Now along comes Edline to help erase the illusion -- and reality -- that school is separate from the parental world. That separation, deLara says, "is a buffer that's actually critical for healthy adolescent development."
Constant monitoring -- the equivalent of a nanny cam trained on teenagers -- "doesn't allow for confabulation," she adds. Nor does it provide "space for thinking about how to present bad news to parents. Instead, parents can jump to conclusions, and essentially, try and convict their teens, all before hearing from them."
The result is double-edged: Edline -- and other programs like it, such as SchoolFusion and School Center -- provide students, teachers and parents with an online meeting place to discuss day-to-day assignments, tests and grades. But it also enables parents to keep track of a kid's academic progress -- or lack of progress -- in a heretofore unthinkably micromanagerial way. Parents can know everything; children have no wiggle room. Gone is the fudge factor, the white lie. A student makes a D on a quiz, a D shows up on Edline. No matter that a student leads a discussion in class or puts forth a cogent point. Or has the possibility to retake the quiz, make up the poor grade or do extra credit work over the weekend.
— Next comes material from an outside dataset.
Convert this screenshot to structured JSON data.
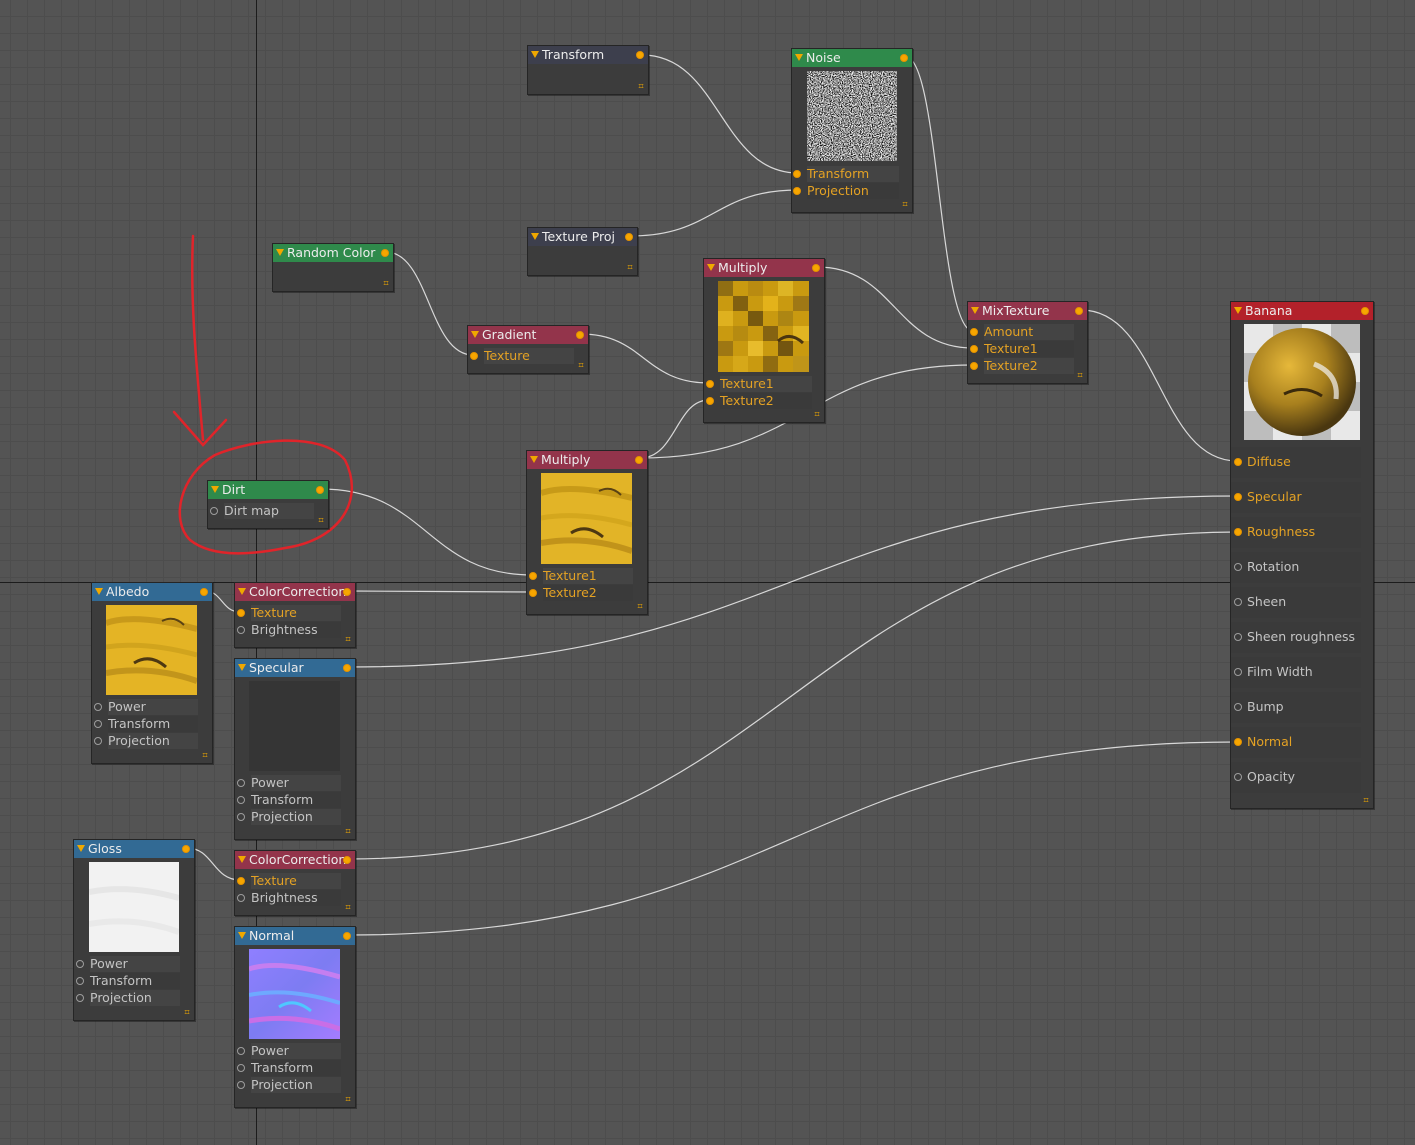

This swift knowledge of success or failure can drive a wedge into families.